Dataset records
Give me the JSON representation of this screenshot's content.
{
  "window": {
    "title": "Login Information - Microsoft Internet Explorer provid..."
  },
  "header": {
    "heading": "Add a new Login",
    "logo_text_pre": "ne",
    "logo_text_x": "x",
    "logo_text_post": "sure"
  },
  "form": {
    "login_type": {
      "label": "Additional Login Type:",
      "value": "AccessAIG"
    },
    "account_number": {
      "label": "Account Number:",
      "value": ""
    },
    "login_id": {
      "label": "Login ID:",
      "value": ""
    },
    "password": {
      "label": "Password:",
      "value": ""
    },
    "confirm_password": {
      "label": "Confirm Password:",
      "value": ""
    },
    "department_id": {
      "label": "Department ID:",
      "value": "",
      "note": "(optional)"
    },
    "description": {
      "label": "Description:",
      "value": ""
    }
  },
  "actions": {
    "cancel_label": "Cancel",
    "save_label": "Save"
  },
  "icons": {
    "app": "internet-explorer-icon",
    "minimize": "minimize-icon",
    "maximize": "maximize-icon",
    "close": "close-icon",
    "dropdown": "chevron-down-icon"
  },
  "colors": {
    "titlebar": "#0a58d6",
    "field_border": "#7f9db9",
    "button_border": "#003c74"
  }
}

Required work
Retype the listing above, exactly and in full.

Output below
Give me the JSON representation of this screenshot's content.
{
  "window": {
    "title": "Login Information - Microsoft Internet Explorer provid..."
  },
  "header": {
    "heading": "Add a new Login",
    "logo_text_pre": "ne",
    "logo_text_x": "x",
    "logo_text_post": "sure"
  },
  "form": {
    "login_type": {
      "label": "Additional Login Type:",
      "value": "AccessAIG"
    },
    "account_number": {
      "label": "Account Number:",
      "value": ""
    },
    "login_id": {
      "label": "Login ID:",
      "value": ""
    },
    "password": {
      "label": "Password:",
      "value": ""
    },
    "confirm_password": {
      "label": "Confirm Password:",
      "value": ""
    },
    "department_id": {
      "label": "Department ID:",
      "value": "",
      "note": "(optional)"
    },
    "description": {
      "label": "Description:",
      "value": ""
    }
  },
  "actions": {
    "cancel_label": "Cancel",
    "save_label": "Save"
  },
  "icons": {
    "app": "internet-explorer-icon",
    "minimize": "minimize-icon",
    "maximize": "maximize-icon",
    "close": "close-icon",
    "dropdown": "chevron-down-icon"
  },
  "colors": {
    "titlebar": "#0a58d6",
    "field_border": "#7f9db9",
    "button_border": "#003c74"
  }
}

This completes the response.